• _YOUR INSTRUCTIONS_
Please reproduce all the data exactly as written and omit the pictures.

Data extracted from a collection:
--

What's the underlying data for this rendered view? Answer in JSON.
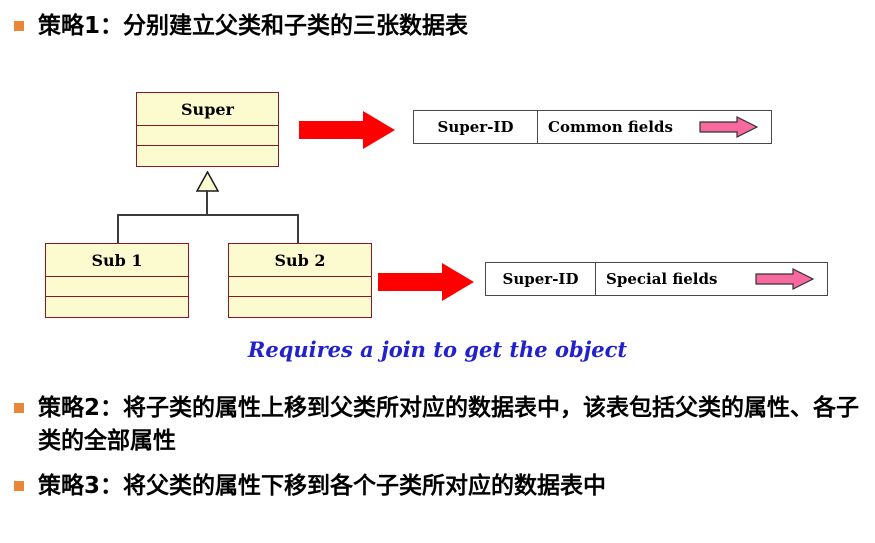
{
  "slide": {
    "bullets": [
      {
        "marker": "square-bullet",
        "text": "策略1：分别建立父类和子类的三张数据表"
      },
      {
        "marker": "square-bullet",
        "text": "策略2：将子类的属性上移到父类所对应的数据表中，该表包括父类的属性、各子类的全部属性"
      },
      {
        "marker": "square-bullet",
        "text": "策略3：将父类的属性下移到各个子类所对应的数据表中"
      }
    ],
    "caption": "Requires a join to get the object"
  },
  "diagram": {
    "type": "uml-class-inheritance",
    "classes": [
      {
        "id": "super",
        "name": "Super",
        "compartments": 2
      },
      {
        "id": "sub1",
        "name": "Sub 1",
        "compartments": 2
      },
      {
        "id": "sub2",
        "name": "Sub 2",
        "compartments": 2
      }
    ],
    "relationship": "generalization",
    "arrows": [
      {
        "id": "red-arrow-1",
        "icon": "right-arrow-icon",
        "color": "#FF0000"
      },
      {
        "id": "red-arrow-2",
        "icon": "right-arrow-icon",
        "color": "#FF0000"
      }
    ]
  },
  "tables": [
    {
      "id": "super-table",
      "id_column": "Super-ID",
      "fields_column": "Common fields",
      "arrow_icon": "pink-right-arrow-icon"
    },
    {
      "id": "sub-table",
      "id_column": "Super-ID",
      "fields_column": "Special fields",
      "arrow_icon": "pink-right-arrow-icon"
    }
  ],
  "colors": {
    "bullet_marker": "#E8873A",
    "uml_fill": "#FCFBD0",
    "uml_border": "#8C1725",
    "red_arrow": "#FF0000",
    "pink_arrow": "#F8699F",
    "caption_text": "#2222CC",
    "table_border": "#4A4A4A"
  }
}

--

• _YOUR RESPONSE_
What's the underlying data for this rendered view? Answer in JSON.
{
  "slide": {
    "bullets": [
      {
        "marker": "square-bullet",
        "text": "策略1：分别建立父类和子类的三张数据表"
      },
      {
        "marker": "square-bullet",
        "text": "策略2：将子类的属性上移到父类所对应的数据表中，该表包括父类的属性、各子类的全部属性"
      },
      {
        "marker": "square-bullet",
        "text": "策略3：将父类的属性下移到各个子类所对应的数据表中"
      }
    ],
    "caption": "Requires a join to get the object"
  },
  "diagram": {
    "type": "uml-class-inheritance",
    "classes": [
      {
        "id": "super",
        "name": "Super",
        "compartments": 2
      },
      {
        "id": "sub1",
        "name": "Sub 1",
        "compartments": 2
      },
      {
        "id": "sub2",
        "name": "Sub 2",
        "compartments": 2
      }
    ],
    "relationship": "generalization",
    "arrows": [
      {
        "id": "red-arrow-1",
        "icon": "right-arrow-icon",
        "color": "#FF0000"
      },
      {
        "id": "red-arrow-2",
        "icon": "right-arrow-icon",
        "color": "#FF0000"
      }
    ]
  },
  "tables": [
    {
      "id": "super-table",
      "id_column": "Super-ID",
      "fields_column": "Common fields",
      "arrow_icon": "pink-right-arrow-icon"
    },
    {
      "id": "sub-table",
      "id_column": "Super-ID",
      "fields_column": "Special fields",
      "arrow_icon": "pink-right-arrow-icon"
    }
  ],
  "colors": {
    "bullet_marker": "#E8873A",
    "uml_fill": "#FCFBD0",
    "uml_border": "#8C1725",
    "red_arrow": "#FF0000",
    "pink_arrow": "#F8699F",
    "caption_text": "#2222CC",
    "table_border": "#4A4A4A"
  }
}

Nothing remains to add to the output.